◆ **Exercise instructions**
Copy each record exactly, word for word.

◆ **Supplied entries**
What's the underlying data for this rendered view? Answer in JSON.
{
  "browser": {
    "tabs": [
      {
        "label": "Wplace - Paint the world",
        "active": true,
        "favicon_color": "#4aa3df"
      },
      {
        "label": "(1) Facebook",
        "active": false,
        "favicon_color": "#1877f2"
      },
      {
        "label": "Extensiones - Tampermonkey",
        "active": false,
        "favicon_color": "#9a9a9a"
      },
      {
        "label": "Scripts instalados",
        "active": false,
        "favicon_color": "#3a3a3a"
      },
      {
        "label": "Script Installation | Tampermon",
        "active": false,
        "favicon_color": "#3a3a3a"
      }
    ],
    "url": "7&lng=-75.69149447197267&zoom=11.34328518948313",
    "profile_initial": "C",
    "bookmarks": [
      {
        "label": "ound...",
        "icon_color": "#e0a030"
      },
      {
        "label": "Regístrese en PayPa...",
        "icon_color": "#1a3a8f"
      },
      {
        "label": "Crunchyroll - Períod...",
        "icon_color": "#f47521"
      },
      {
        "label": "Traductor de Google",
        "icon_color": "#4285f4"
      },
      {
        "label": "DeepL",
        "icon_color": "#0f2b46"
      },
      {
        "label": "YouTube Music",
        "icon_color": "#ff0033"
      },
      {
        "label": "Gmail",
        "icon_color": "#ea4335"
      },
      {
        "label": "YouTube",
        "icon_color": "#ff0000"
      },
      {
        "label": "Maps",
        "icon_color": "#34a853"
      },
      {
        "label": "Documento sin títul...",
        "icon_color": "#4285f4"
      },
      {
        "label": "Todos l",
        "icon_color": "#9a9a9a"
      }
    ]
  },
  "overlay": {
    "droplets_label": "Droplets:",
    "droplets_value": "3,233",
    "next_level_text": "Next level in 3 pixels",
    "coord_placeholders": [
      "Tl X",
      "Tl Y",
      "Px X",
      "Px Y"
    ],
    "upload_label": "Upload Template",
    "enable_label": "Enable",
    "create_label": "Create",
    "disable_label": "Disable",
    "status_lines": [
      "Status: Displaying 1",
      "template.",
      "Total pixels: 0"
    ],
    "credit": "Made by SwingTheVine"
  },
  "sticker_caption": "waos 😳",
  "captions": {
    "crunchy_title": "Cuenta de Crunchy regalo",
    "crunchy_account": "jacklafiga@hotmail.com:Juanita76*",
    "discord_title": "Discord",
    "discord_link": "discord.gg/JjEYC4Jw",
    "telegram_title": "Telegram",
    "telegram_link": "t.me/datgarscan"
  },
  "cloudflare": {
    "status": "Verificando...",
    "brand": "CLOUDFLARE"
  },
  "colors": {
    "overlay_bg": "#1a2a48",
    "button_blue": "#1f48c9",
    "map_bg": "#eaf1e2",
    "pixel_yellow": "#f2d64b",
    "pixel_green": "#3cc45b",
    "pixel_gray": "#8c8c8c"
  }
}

◆ **Response to this exercise**
What's the underlying data for this rendered view? Answer in JSON.
{
  "browser": {
    "tabs": [
      {
        "label": "Wplace - Paint the world",
        "active": true,
        "favicon_color": "#4aa3df"
      },
      {
        "label": "(1) Facebook",
        "active": false,
        "favicon_color": "#1877f2"
      },
      {
        "label": "Extensiones - Tampermonkey",
        "active": false,
        "favicon_color": "#9a9a9a"
      },
      {
        "label": "Scripts instalados",
        "active": false,
        "favicon_color": "#3a3a3a"
      },
      {
        "label": "Script Installation | Tampermon",
        "active": false,
        "favicon_color": "#3a3a3a"
      }
    ],
    "url": "7&lng=-75.69149447197267&zoom=11.34328518948313",
    "profile_initial": "C",
    "bookmarks": [
      {
        "label": "ound...",
        "icon_color": "#e0a030"
      },
      {
        "label": "Regístrese en PayPa...",
        "icon_color": "#1a3a8f"
      },
      {
        "label": "Crunchyroll - Períod...",
        "icon_color": "#f47521"
      },
      {
        "label": "Traductor de Google",
        "icon_color": "#4285f4"
      },
      {
        "label": "DeepL",
        "icon_color": "#0f2b46"
      },
      {
        "label": "YouTube Music",
        "icon_color": "#ff0033"
      },
      {
        "label": "Gmail",
        "icon_color": "#ea4335"
      },
      {
        "label": "YouTube",
        "icon_color": "#ff0000"
      },
      {
        "label": "Maps",
        "icon_color": "#34a853"
      },
      {
        "label": "Documento sin títul...",
        "icon_color": "#4285f4"
      },
      {
        "label": "Todos l",
        "icon_color": "#9a9a9a"
      }
    ]
  },
  "overlay": {
    "droplets_label": "Droplets:",
    "droplets_value": "3,233",
    "next_level_text": "Next level in 3 pixels",
    "coord_placeholders": [
      "Tl X",
      "Tl Y",
      "Px X",
      "Px Y"
    ],
    "upload_label": "Upload Template",
    "enable_label": "Enable",
    "create_label": "Create",
    "disable_label": "Disable",
    "status_lines": [
      "Status: Displaying 1",
      "template.",
      "Total pixels: 0"
    ],
    "credit": "Made by SwingTheVine"
  },
  "sticker_caption": "waos 😳",
  "captions": {
    "crunchy_title": "Cuenta de Crunchy regalo",
    "crunchy_account": "jacklafiga@hotmail.com:Juanita76*",
    "discord_title": "Discord",
    "discord_link": "discord.gg/JjEYC4Jw",
    "telegram_title": "Telegram",
    "telegram_link": "t.me/datgarscan"
  },
  "cloudflare": {
    "status": "Verificando...",
    "brand": "CLOUDFLARE"
  },
  "colors": {
    "overlay_bg": "#1a2a48",
    "button_blue": "#1f48c9",
    "map_bg": "#eaf1e2",
    "pixel_yellow": "#f2d64b",
    "pixel_green": "#3cc45b",
    "pixel_gray": "#8c8c8c"
  }
}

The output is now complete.